Schedules should allow for unforeseen obstacles and complications. Having a little extra time built into your schedule will reduce the stress level of the team members, and the flexibility to adjust projected timetables and deadlines will aid in a smoother facilitation of the project.
It is also important to exercise time management skills during teem meetings. Advance planning and a clear agenda will help the team to stay on track. Allowing specific timeframes for members to share findings, discuss relevant topics, or review progress will help facilitate a timely and productive meeting.
It is also important to find the proper balance between too many meetings and not enough meetings. Consider alternate means of communication when meetings of the entire team may be unnecessary. Avoid the pitfalls of meetings running too long or nothing productive happening at meetings. It is the role of the team leader to keep meetings on track and on schedule whenever possible. Appointing a timekeeper can be helpful as well.
It is important to encourage all members of the team to participate and contribute equally. Fostering initiative in team members is vital. Equity in participation and initiative are important ingredients to any successful team project. When team members feel that not all of their teammates are "pulling their weight", emotions can rise, grumbling ensues, and conflict within the group will follow.
Team members must be willing to be creative and take risks. According to Temme and Katzel, "Risk taking plays a major role in the creative process." (1995) They also stress the importance of empowerment and trust. The theory is that in a true team, all members have valid input and ideas. A good team leader is willing to share the power, and members must be willing to share responsibility.
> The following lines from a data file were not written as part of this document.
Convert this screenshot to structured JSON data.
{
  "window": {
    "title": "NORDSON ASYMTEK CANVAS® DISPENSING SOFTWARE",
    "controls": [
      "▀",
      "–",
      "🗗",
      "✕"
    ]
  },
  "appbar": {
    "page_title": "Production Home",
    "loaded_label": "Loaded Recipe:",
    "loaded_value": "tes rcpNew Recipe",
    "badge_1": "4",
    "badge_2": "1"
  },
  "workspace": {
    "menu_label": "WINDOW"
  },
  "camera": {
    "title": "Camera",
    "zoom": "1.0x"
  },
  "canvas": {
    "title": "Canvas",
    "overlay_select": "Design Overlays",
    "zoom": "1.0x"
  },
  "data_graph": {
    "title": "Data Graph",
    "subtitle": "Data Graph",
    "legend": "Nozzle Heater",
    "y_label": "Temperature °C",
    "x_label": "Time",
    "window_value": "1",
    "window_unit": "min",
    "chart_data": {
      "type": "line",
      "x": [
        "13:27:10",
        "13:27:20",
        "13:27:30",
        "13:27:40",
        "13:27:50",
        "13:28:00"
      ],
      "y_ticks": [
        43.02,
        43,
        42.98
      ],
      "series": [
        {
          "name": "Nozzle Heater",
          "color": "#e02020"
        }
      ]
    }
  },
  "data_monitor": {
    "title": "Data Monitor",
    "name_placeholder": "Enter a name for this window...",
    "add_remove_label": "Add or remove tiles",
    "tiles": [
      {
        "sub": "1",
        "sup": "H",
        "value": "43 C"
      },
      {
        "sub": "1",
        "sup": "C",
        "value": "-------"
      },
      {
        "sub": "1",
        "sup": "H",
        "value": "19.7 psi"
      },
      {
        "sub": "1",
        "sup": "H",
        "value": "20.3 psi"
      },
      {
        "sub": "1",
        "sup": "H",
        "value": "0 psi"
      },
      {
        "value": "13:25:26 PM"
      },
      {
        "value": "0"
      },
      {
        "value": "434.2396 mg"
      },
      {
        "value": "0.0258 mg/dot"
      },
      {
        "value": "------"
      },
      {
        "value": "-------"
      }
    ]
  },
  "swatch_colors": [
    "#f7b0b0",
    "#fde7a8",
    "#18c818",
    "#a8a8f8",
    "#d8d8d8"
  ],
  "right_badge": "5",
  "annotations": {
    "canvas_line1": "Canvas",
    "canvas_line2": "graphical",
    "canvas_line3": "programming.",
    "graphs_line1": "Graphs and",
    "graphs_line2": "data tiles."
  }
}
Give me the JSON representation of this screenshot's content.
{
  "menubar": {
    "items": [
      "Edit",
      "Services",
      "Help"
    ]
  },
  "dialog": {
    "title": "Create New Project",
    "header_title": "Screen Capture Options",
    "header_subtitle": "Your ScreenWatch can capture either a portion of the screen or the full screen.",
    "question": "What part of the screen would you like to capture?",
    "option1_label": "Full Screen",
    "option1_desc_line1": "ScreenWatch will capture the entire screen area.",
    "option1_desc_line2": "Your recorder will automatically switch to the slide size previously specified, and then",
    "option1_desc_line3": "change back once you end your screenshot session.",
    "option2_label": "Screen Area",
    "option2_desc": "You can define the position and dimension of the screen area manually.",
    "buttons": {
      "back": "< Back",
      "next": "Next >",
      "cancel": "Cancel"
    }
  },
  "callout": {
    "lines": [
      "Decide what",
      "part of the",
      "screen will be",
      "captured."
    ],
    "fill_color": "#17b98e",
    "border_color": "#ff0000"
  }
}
In this way, trust can be established.
Understanding group dynamics, offering positive leadership, and laying out a clear and concise plan will greatly increase the probability of the successful and timely completion of a project, and hopefully make it a constructive and positive experience for all involved. Positive leadership is vital to the success of the group. An article in Plant Engineering (Temme & Katzel , Sept.1995, p.112) aptly describes the role of a good leader this way:
Leadership, as it applies to a team in today's work environment, is related to effective coaching and counseling. Coaching means providing direction and assistance to team members so they can succeed. Counseling means careful listening to members' ideas, concerns, and needs; and helping them take responsibility to meet their own needs. Leadership means truly helping team members accomplish team goals and grow and prosper in the process. It is directly related to empowering and challenging employees to be the best they can be.
A good team leader leads by example, and by tapping in to each member's strengths. When teammates are encouraged to take risks and try new things, positive results are achieved. With supportive models of leadership in place, teams can grow and thrive.
For further reading on this subject, please see the excellent references listed below that I found to be very useful.
Temme, J., & Katzel, J. (Jan 9, 1995). Calling a team a team doesn't mean that it is: successful teamwork must be a way of life. Plant Engineering, 49, n1. p.112(2). Retrieved April 21, 2008, from General OneFile via Gale
DeJanasz-Dowd-Schneider (2001) Interpersonal Skills in Organization, Teams in the Workplace, Chapter 15, 309-329, McGraw-Hill
Carter, C., Bishop, J., & Kravits, S. (2007) Keys to College Studying: Becoming an Active Thinker. Learning Styles, Majors, & Careers: Knowing Your Talents & Finding Your Direction.
Kreitner-Kinicki (2003) Organizational Behavior (6th edition) Group Dynamics, Chapter 12, 408-443.
Multiple Intelligence Test
- Multiple Intelligence Test
To take this test, you can access this site: